It's just part of the human condition that everyone makes mistakes. Since they're made by humans, even machines make mistakes and that includes the machines made by machines because the first machines were still made by humans, anyway.
The deeds of most, for good or ill, can pass harmlessly into memory. Some people leave big footprints, make larger ripples in the pond, with a greater impact on the world to mark their passing.
Albert Einstein was certain he made a mistake once, but it later turned out that he was mistaken about that, which made him seem even more brilliant about knowing things before everyone else.
Now, Nikola Tesla had some great ideas and did some astounding work. That man did things a hundred years ago that have defined the lifestyle of our world today. One of his biggest ambitions was to provide free energy to the public. Implementing that ambition would've put us on track to living the Star Trek dream of universal abundance. The roadblock Tesla ran into was that furthering his work cost money. Securing funding meant working with people who insisted on making unlimited profit when providing power to the people.

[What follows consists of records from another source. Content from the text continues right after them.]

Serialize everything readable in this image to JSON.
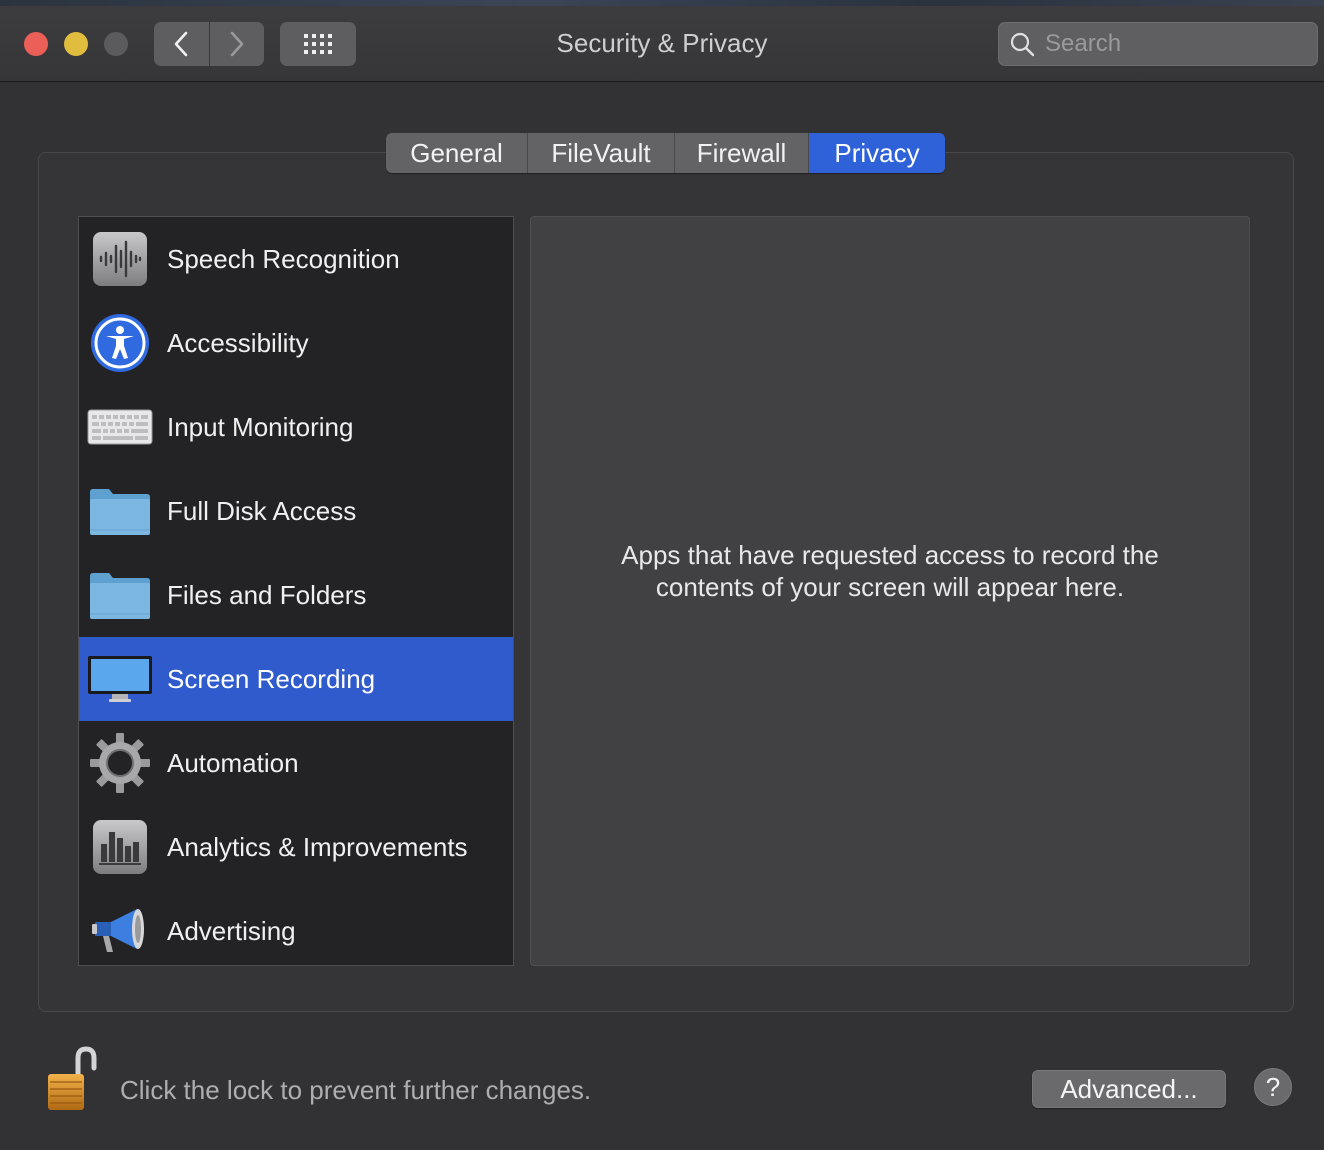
{
  "window": {
    "title": "Security & Privacy"
  },
  "search": {
    "placeholder": "Search"
  },
  "tabs": [
    {
      "label": "General"
    },
    {
      "label": "FileVault"
    },
    {
      "label": "Firewall"
    },
    {
      "label": "Privacy",
      "selected": true
    }
  ],
  "categories": [
    {
      "label": "Speech Recognition",
      "icon": "speech-waveform-icon"
    },
    {
      "label": "Accessibility",
      "icon": "accessibility-icon"
    },
    {
      "label": "Input Monitoring",
      "icon": "keyboard-icon"
    },
    {
      "label": "Full Disk Access",
      "icon": "folder-icon"
    },
    {
      "label": "Files and Folders",
      "icon": "folder-icon"
    },
    {
      "label": "Screen Recording",
      "icon": "monitor-icon",
      "selected": true
    },
    {
      "label": "Automation",
      "icon": "gear-icon"
    },
    {
      "label": "Analytics & Improvements",
      "icon": "bar-chart-icon"
    },
    {
      "label": "Advertising",
      "icon": "megaphone-icon"
    }
  ],
  "detail": {
    "empty_message": "Apps that have requested access to record the contents of your screen will appear here."
  },
  "footer": {
    "lock_message": "Click the lock to prevent further changes.",
    "advanced_label": "Advanced...",
    "help_label": "?"
  },
  "colors": {
    "accent": "#2f5bcd",
    "close": "#ec5f58",
    "minimize": "#e1bd3e"
  }
}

Was giving in to them a mistake? His choice may have helped put us under the thumb of mega corporations and given the bankers another tool to use against us, but I wasn't in his shoes. He may have had more idealism than wisdom to hook up with his genius, but it seemed to have cost him a great deal.
Which cost all of us a great deal.
What else is there to say?